These, which were no larger than peas, I swallowed, and, recollecting Mrs. Bristow's dire prophecy of a month ago, had little doubt but that in a very short space of time I should be dead of cholera.
But Abdul was watching me, and, protesting loudly against my modesty and politeness, pressed other and larger sweetmeats upon me, which I firmly refused. He seemed very upset. If I did not care for Indian sweetmeats, he said, he had some English cakes he had bought, in Calcutta; but I pleaded a recent lunch, remembering that he had not been in Calcutta for over six months. He gazed unhappily at the loaded tray. He had hoped, he said, that we would share it between us. It was a great disappointment. Indeed, so depressed did he look that I suggested that, since I did not feel inclined for food at present, I might be allowed to carry some back with me to my house to eat another time.
This seemed to him an excellent plan; his spirits revived at once, and he sent his son with the sweetmeats to make up a bundle for me to take away. But in a few moments the little boy returned to say that unfortunately nothing could be found in which to tie up the food; whereupon Abdul, never at a loss, drew from his pocket a soiled handkerchief which he tossed over to his son. Then, in spite of my refusal, he ordered tea, which was brought, already mixed with milk and sugar, in a kettle; but owing no doubt to its not having been made with boiling water it was found to be so thick with tea-leaves that it could scarcely trickle through the spout, and was sent back to be strained. I accepted a glass when at last it returned to make up for my refusal of the food; but it was sickly sweet and tepid, and I did not drink much. Shortly afterwards I left, carrying with me the sweetmeats tied up in Abdul's handkerchief.
For a day or two I shall keep them exposed to view on a plate in my sitting-room, throwing away a few from time to time, so that he may think they arc being steadily consumed.
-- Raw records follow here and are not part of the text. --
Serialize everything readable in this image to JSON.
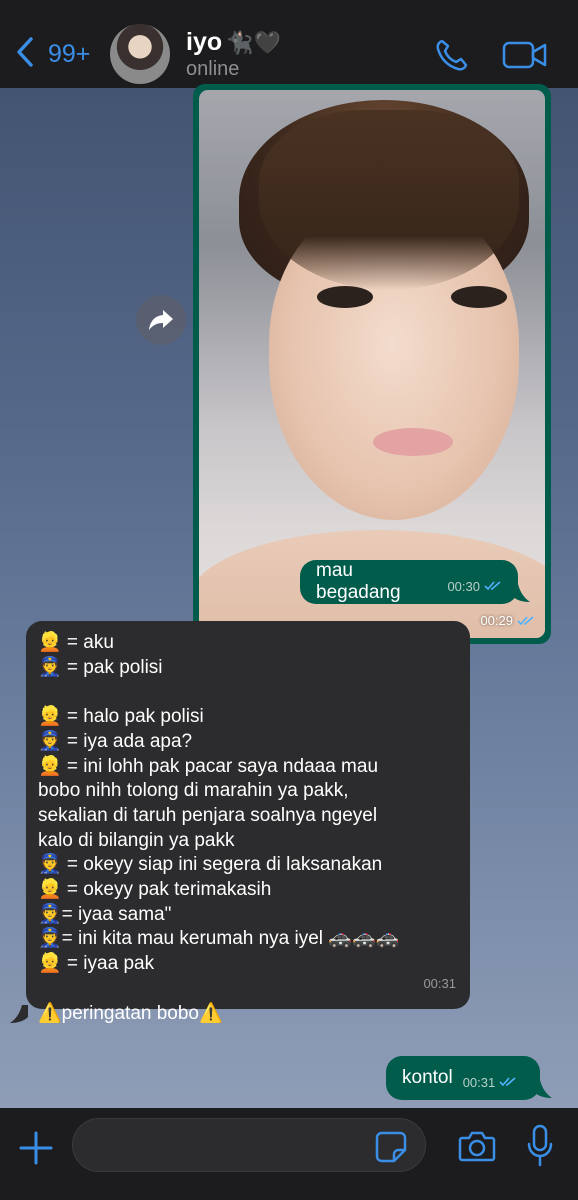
{
  "header": {
    "back_icon": "chevron-left-icon",
    "unread_count": "99+",
    "contact_name": "iyo",
    "contact_name_emoji": "🐈‍⬛🖤",
    "status": "online",
    "call_icon": "phone-icon",
    "video_icon": "video-camera-icon",
    "accent_color": "#3a8ee6"
  },
  "messages": {
    "photo": {
      "time": "00:29",
      "ticks": "double-check-icon"
    },
    "out1": {
      "text": "mau begadang",
      "time": "00:30"
    },
    "incoming": {
      "lines": [
        "👱 = aku",
        "👮 = pak polisi",
        "",
        "👱 = halo pak polisi",
        "👮 = iya ada apa?",
        "👱 = ini lohh pak pacar saya ndaaa mau",
        "bobo nihh tolong di marahin ya pakk,",
        "sekalian di taruh penjara soalnya ngeyel",
        "kalo di bilangin ya pakk",
        "👮 = okeyy siap ini segera di laksanakan",
        "👱 = okeyy pak terimakasih",
        "👮= iyaa sama\"",
        "👮= ini kita mau kerumah nya iyel 🚓🚓🚓",
        "👱 = iyaa pak",
        "",
        "⚠️peringatan bobo⚠️"
      ],
      "time": "00:31"
    },
    "out2": {
      "text": "kontol",
      "time": "00:31"
    },
    "outgoing_bubble_color": "#025c4c",
    "incoming_bubble_color": "#2c2c2e",
    "read_tick_color": "#4fb3ff"
  },
  "input": {
    "placeholder": "",
    "value": "",
    "plus_icon": "plus-icon",
    "sticker_icon": "sticker-icon",
    "camera_icon": "camera-icon",
    "mic_icon": "microphone-icon"
  }
}
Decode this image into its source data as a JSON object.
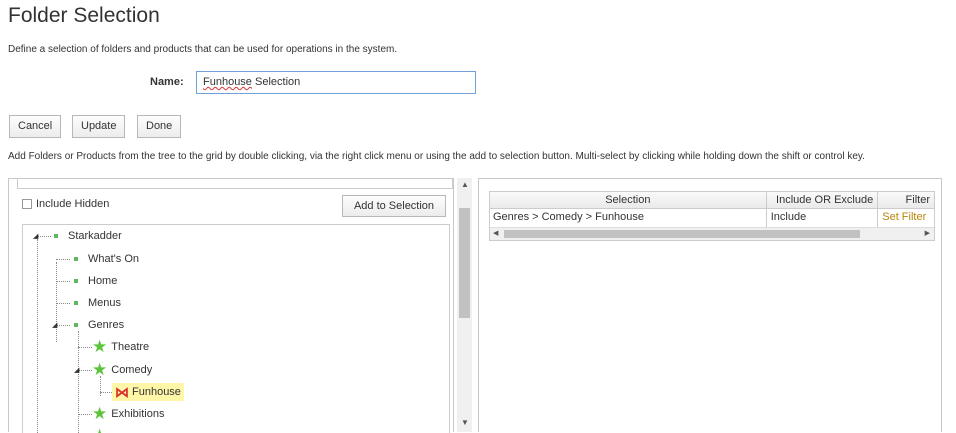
{
  "page": {
    "title": "Folder Selection",
    "description": "Define a selection of folders and products that can be used for operations in the system."
  },
  "form": {
    "name_label": "Name:",
    "name_value_word1": "Funhouse",
    "name_value_word2": " Selection"
  },
  "toolbar": {
    "cancel_label": "Cancel",
    "update_label": "Update",
    "done_label": "Done"
  },
  "help_text": "Add Folders or Products from the tree to the grid by double clicking, via the right click menu or using the add to selection button. Multi-select by clicking while holding down the shift or control key.",
  "left_panel": {
    "include_hidden_label": "Include Hidden",
    "add_button_label": "Add to Selection",
    "tree": {
      "root": "Starkadder",
      "items": [
        "What's On",
        "Home",
        "Menus",
        "Genres"
      ],
      "genres_children": [
        "Theatre",
        "Comedy",
        "Exhibitions"
      ],
      "comedy_children": [
        "Funhouse"
      ]
    }
  },
  "grid": {
    "headers": [
      "Selection",
      "Include OR Exclude",
      "Filter"
    ],
    "rows": [
      {
        "selection": "Genres > Comedy > Funhouse",
        "include": "Include",
        "filter": "Set Filter"
      }
    ]
  },
  "icons": {
    "folder": "green-square-icon",
    "category": "green-star-icon",
    "product": "red-bowtie-icon"
  },
  "colors": {
    "accent_blue": "#6fa0d8",
    "star_green": "#5cc43a",
    "selected_bg": "#fff6a8",
    "link_gold": "#b8860b",
    "product_red": "#d9302c"
  }
}
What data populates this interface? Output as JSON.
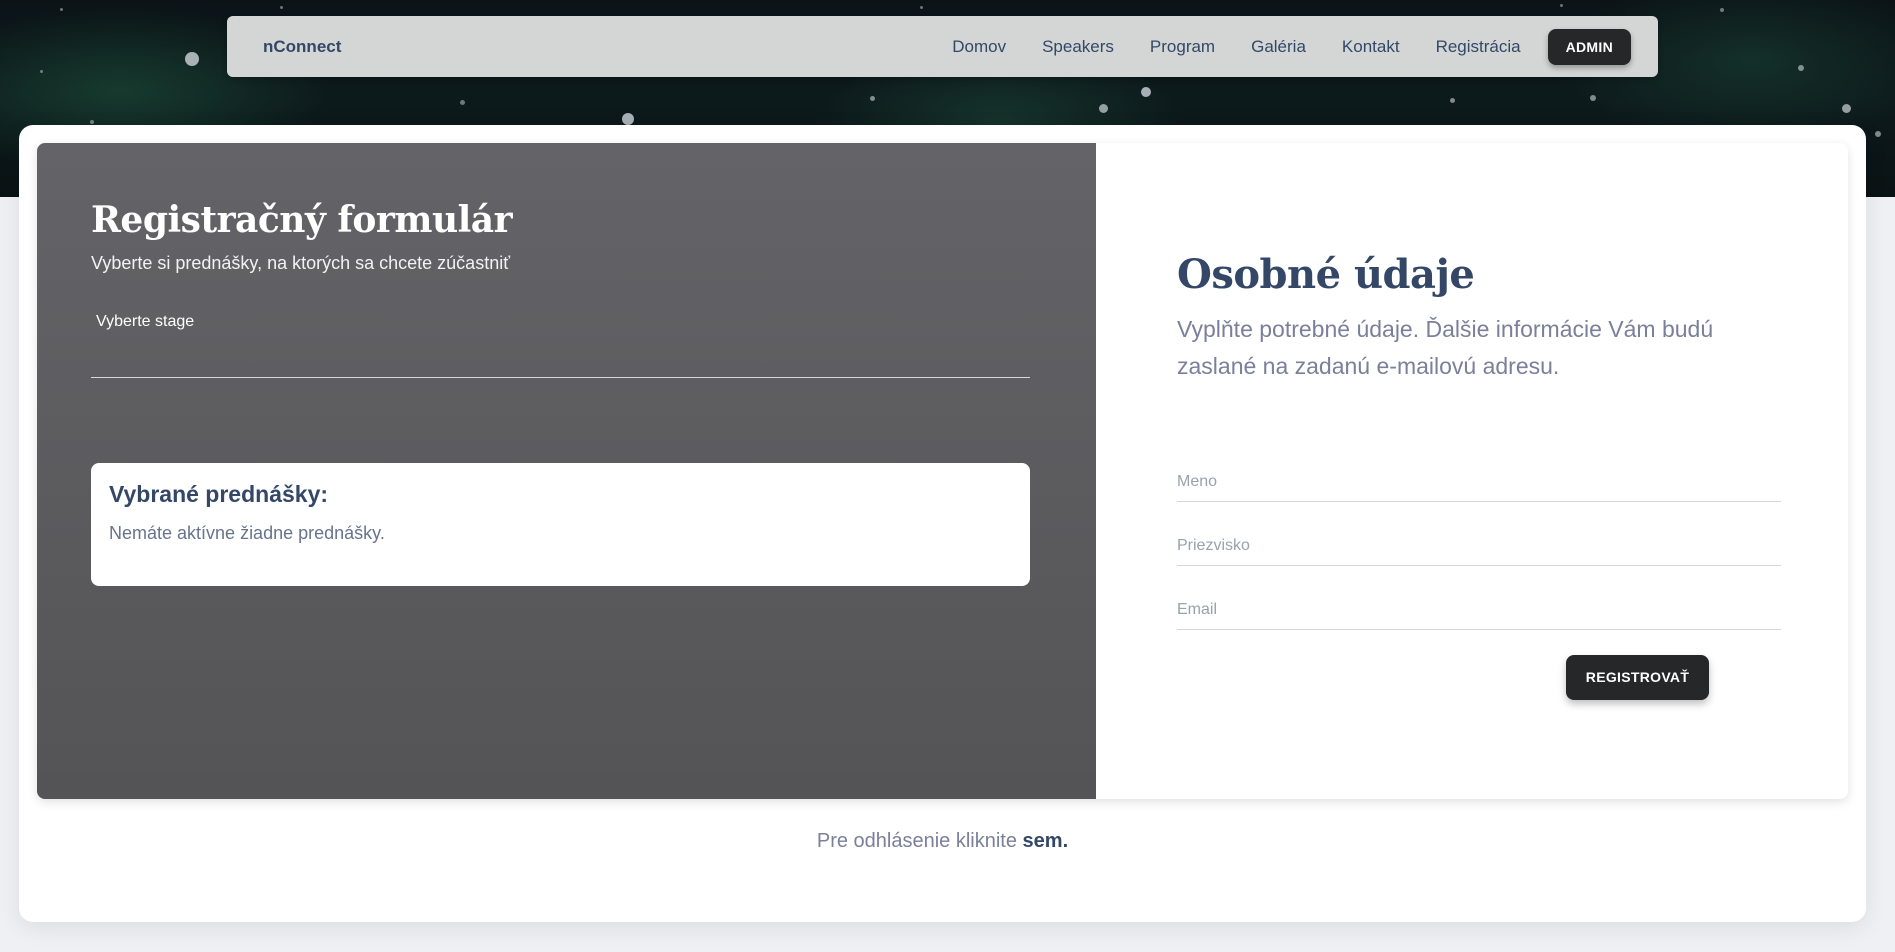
{
  "navbar": {
    "brand": "nConnect",
    "links": [
      "Domov",
      "Speakers",
      "Program",
      "Galéria",
      "Kontakt",
      "Registrácia"
    ],
    "admin_label": "ADMIN"
  },
  "left": {
    "title": "Registračný formulár",
    "subtitle": "Vyberte si prednášky, na ktorých sa chcete zúčastniť",
    "stage_label": "Vyberte stage",
    "selected_title": "Vybrané prednášky:",
    "selected_text": "Nemáte aktívne žiadne prednášky."
  },
  "right": {
    "title": "Osobné údaje",
    "subtitle": "Vyplňte potrebné údaje. Ďalšie informácie Vám budú zaslané na zadanú e-mailovú adresu.",
    "fields": {
      "first_name": {
        "placeholder": "Meno",
        "value": ""
      },
      "last_name": {
        "placeholder": "Priezvisko",
        "value": ""
      },
      "email": {
        "placeholder": "Email",
        "value": ""
      }
    },
    "submit_label": "REGISTROVAŤ"
  },
  "footer": {
    "logout_text": "Pre odhlásenie kliknite",
    "logout_link": "sem."
  },
  "colors": {
    "primary_text": "#344767",
    "secondary_text": "#7b809a",
    "dark_button": "#252729",
    "left_panel": "#5c5c5f"
  }
}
He said he couldn't express his pride and satisfaction that I had visited his house, which, he added, cost him two rupees a month in rent.